Park your phone
Maryland Department of Transportation Secretary Pete K. Rahn kicked off Distracted Driving Awareness Month earlier this month with a piece of advice that could save hundreds of lives each year across the state: “Park your phone before you drive.”
“It’s critical that drivers pay full attention behind the wheel,” said Rahn. “Distracted driving is easily prevented, and doing so will save hundreds of lives each year.”
Each year in Maryland, distracted driving plays a role in 185 traffic deaths and more than 27,000 injuries. Potentially deadly distractions include tending to children, shaving, putting on makeup and reading, but using cell phones or other electronic devices is especially distracting.
Researcher David Strayer of the University of Utah found that talking on a cell phone quadruples your risk of an accident, about the same as if you were driving drunk. That risk doubles again, to eight times normal, if you are texting.
A typical text takes five seconds to write and send. In five seconds, a car traveling at 55 mph will travel the length of a football field. With your attention off the road, it’s like driving that distance while blindfolded.
Nationally, in 2015 alone, 3,477 people were killed, and 391,000 were injured in motor vehicle crashes involving distracted drivers.
During daylight hours, approximately 660,000 drivers are using cell phones while driving. That creates enormous potential for deaths and injuries on U.S. roads. Teens were the largest age group reported as distracted at the time of fatal crashes.

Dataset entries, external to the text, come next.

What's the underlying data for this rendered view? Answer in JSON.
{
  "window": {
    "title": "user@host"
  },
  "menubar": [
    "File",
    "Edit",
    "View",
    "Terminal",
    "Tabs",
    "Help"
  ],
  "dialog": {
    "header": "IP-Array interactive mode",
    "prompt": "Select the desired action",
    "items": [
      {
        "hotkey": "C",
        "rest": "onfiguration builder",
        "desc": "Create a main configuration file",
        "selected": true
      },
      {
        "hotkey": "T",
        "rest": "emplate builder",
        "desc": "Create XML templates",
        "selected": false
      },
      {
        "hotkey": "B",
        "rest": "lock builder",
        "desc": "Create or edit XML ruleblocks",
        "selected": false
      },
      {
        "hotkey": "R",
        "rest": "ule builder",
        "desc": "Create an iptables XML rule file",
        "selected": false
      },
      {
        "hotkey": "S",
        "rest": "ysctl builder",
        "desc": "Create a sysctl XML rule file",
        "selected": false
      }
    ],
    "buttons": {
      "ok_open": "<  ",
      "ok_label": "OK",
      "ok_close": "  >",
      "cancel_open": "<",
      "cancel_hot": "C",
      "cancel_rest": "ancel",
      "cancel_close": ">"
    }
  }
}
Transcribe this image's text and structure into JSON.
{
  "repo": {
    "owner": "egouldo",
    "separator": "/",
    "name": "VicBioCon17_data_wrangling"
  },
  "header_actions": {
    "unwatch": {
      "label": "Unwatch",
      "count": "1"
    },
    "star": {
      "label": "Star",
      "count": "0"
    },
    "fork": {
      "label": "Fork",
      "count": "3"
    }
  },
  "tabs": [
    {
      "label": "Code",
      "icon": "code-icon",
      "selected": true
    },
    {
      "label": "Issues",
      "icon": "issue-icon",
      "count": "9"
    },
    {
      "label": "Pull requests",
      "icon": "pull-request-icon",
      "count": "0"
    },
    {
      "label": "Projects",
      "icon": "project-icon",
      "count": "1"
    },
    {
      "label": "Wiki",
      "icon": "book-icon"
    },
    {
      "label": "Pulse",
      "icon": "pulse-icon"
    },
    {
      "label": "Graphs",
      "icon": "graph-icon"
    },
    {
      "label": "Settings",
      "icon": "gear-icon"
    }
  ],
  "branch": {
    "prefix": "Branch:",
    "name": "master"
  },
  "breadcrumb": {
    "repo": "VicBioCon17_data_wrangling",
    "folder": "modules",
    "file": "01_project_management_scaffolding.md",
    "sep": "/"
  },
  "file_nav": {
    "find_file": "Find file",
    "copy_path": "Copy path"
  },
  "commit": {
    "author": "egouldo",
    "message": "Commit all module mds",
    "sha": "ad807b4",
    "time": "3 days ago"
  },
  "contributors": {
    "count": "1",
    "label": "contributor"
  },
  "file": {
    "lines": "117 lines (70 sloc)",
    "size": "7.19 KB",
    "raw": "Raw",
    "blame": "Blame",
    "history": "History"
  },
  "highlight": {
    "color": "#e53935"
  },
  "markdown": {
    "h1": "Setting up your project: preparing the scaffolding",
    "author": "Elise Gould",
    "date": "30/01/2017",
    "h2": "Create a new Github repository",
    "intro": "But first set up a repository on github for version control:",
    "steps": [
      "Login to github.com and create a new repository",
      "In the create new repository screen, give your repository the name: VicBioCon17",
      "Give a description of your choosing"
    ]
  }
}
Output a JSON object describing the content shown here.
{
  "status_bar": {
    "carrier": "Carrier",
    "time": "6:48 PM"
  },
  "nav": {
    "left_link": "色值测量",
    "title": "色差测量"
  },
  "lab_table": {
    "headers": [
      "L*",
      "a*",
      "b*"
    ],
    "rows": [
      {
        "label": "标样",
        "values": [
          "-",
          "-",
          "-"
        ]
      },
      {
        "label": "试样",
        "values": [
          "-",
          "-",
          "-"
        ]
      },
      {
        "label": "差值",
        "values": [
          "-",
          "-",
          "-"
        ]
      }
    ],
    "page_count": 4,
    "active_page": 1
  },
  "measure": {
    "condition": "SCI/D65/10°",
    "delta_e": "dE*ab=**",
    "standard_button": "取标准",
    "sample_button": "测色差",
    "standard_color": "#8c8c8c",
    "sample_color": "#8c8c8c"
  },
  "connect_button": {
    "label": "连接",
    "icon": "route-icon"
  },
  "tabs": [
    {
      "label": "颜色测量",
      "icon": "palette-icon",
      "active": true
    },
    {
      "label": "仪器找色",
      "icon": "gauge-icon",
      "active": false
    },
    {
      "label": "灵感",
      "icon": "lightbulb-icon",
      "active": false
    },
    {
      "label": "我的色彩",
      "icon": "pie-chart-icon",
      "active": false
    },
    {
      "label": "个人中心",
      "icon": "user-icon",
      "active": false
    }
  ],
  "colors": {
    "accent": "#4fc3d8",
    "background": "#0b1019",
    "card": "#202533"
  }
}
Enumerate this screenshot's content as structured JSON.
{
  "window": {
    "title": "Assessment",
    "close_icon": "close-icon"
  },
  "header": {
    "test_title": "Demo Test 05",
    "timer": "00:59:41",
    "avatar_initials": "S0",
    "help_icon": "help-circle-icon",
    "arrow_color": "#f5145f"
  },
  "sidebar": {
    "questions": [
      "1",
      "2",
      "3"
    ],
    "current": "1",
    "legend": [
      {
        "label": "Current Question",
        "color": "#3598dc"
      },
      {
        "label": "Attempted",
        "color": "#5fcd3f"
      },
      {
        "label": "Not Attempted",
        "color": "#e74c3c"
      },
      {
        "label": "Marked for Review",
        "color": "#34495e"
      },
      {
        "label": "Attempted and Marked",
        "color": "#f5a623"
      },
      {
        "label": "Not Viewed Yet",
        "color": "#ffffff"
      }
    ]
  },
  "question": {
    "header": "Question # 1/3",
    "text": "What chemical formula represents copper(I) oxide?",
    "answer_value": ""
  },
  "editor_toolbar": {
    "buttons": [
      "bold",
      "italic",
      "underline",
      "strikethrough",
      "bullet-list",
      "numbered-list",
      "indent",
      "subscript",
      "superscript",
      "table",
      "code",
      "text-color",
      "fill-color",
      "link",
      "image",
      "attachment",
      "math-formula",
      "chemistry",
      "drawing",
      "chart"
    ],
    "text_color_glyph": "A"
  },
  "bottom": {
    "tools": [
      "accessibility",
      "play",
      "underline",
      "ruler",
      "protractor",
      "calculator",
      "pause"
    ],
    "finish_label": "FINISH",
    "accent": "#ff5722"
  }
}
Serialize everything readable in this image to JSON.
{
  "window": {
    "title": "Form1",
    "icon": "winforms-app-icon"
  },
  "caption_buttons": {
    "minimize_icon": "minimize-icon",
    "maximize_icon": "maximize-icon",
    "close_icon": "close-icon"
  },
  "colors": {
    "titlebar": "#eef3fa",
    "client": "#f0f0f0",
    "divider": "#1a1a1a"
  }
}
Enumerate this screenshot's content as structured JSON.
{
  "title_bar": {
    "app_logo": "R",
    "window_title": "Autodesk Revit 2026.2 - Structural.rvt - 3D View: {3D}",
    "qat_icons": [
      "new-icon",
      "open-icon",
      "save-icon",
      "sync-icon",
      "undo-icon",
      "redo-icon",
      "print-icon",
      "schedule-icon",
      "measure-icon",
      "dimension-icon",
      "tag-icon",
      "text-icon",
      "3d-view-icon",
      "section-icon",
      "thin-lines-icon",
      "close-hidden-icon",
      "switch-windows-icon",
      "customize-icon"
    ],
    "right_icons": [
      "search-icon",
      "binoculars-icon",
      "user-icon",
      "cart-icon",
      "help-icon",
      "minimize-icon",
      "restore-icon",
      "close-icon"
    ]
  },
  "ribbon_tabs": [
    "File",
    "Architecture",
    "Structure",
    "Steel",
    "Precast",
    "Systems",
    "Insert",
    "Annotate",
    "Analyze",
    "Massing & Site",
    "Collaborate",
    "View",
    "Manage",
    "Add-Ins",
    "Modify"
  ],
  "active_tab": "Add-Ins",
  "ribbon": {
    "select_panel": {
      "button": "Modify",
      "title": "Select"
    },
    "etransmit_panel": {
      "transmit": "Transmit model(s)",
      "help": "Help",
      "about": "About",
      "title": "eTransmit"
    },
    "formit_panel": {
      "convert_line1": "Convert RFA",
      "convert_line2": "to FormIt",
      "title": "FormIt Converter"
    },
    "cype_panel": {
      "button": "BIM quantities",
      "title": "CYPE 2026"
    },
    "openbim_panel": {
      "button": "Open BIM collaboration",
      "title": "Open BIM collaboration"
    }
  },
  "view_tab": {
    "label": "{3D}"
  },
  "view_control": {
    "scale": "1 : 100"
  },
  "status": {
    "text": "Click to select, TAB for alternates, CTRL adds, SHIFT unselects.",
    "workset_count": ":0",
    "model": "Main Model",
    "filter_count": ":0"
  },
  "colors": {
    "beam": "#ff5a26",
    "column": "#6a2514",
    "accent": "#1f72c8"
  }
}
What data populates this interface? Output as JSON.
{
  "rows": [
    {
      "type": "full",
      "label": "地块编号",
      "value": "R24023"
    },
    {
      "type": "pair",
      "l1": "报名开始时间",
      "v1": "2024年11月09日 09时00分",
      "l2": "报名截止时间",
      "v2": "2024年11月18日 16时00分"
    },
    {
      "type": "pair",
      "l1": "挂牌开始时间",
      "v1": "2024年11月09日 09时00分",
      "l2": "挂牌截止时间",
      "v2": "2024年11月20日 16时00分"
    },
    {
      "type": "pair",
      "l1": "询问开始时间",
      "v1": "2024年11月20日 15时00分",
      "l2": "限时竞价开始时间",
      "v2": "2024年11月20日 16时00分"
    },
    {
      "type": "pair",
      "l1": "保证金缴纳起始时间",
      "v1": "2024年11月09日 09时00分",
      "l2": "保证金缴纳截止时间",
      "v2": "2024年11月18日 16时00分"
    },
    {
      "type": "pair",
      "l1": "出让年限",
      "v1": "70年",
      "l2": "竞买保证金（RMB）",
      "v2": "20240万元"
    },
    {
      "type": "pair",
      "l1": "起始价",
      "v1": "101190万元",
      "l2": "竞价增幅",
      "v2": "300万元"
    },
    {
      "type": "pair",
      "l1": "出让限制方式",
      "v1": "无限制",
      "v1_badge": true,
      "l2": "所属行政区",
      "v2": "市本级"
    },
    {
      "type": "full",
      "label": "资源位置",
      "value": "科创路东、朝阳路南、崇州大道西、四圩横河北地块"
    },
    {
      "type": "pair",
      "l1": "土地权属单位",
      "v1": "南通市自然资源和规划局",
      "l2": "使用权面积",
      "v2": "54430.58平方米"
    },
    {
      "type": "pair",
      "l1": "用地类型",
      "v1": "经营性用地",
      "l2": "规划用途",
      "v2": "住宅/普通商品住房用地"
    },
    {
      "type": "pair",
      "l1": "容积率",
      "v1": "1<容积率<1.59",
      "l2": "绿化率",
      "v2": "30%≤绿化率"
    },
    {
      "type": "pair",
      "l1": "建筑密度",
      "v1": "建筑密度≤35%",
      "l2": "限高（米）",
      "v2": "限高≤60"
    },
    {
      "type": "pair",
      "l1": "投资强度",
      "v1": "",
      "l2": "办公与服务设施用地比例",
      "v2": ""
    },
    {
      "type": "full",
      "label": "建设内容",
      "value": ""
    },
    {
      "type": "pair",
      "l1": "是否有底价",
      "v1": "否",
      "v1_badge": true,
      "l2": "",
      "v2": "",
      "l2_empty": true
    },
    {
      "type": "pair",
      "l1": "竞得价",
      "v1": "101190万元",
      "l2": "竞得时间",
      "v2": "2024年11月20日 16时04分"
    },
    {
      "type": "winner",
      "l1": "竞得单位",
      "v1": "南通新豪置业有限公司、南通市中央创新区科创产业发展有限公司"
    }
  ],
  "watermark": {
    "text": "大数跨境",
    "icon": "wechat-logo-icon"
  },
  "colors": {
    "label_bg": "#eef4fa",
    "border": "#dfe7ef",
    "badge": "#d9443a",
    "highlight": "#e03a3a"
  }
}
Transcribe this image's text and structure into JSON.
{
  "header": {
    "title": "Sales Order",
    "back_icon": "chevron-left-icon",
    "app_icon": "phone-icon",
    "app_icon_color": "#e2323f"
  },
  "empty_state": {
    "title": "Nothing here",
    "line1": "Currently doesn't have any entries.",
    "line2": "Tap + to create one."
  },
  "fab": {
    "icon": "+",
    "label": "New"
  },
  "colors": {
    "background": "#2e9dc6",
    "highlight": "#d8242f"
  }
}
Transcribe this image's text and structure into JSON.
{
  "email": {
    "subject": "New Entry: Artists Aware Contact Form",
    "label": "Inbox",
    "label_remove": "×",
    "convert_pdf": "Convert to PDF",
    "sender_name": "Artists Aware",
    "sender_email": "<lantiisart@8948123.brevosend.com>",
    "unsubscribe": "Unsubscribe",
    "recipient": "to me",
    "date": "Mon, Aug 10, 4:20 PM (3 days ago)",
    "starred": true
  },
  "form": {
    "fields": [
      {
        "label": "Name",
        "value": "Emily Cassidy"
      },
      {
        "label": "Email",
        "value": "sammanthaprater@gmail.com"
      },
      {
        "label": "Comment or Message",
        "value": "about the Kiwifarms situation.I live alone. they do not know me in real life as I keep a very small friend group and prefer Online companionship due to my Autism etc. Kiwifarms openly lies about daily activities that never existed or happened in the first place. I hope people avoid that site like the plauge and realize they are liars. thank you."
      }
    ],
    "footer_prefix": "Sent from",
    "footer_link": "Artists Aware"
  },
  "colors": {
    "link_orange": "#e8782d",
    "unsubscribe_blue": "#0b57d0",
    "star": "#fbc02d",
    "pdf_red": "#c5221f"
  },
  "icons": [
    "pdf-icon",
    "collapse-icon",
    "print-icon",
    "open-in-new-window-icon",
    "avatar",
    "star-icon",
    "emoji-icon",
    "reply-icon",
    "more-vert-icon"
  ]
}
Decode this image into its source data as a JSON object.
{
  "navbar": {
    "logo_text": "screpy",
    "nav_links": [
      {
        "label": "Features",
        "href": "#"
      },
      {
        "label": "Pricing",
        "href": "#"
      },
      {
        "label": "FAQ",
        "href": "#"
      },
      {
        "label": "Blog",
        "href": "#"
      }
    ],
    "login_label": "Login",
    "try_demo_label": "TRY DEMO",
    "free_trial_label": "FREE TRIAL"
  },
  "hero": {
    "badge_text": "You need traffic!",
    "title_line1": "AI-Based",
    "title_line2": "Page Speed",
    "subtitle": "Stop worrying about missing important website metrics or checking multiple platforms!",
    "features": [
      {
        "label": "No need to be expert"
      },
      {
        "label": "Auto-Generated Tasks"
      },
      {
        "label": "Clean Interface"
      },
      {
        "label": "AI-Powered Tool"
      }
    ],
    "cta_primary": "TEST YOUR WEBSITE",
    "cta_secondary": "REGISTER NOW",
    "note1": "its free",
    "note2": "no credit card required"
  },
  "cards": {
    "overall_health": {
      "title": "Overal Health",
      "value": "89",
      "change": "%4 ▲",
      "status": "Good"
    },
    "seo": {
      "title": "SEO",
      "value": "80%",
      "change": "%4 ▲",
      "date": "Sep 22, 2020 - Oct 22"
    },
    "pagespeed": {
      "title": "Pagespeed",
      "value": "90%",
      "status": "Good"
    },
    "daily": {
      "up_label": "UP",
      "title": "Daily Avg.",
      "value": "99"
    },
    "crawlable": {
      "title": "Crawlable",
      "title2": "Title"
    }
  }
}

“Texting or using your phone while driving is extremely dangerous. You’re up to 23 times more likely to crash, putting lives in jeopardy,” said Christine Nizer, MDOT Motor Vehicle Administrator and Governor Hogan’s Highway Safety Representative. “Put your phone away, and make sure you stay focused.”
Drivers can be ticketed for writing, sending, or reading a text or electronic message while driving. The fine is $70 and one point on your license and may increase to $110 and three points if use of the device contributes to a crash. Fines for using a handheld cell phone are $83 for the first offense, $140 for the second offense, and $160 for the third offense.
In Maryland, under Jake’s Law, any driver who causes serious injury or death while using a handheld cell phone or texting may receive a prison sentence of up to three years and a fine of up to $5,000.
MDTA Police Chief Col. Jerry Jones issued this warning to motorists: “We are serious about eliminating distracted driving. If you have a phone in one hand while driving, expect to get a ticket in the other. Lives are on the line.”
So, park your phone. The life you save may be your own.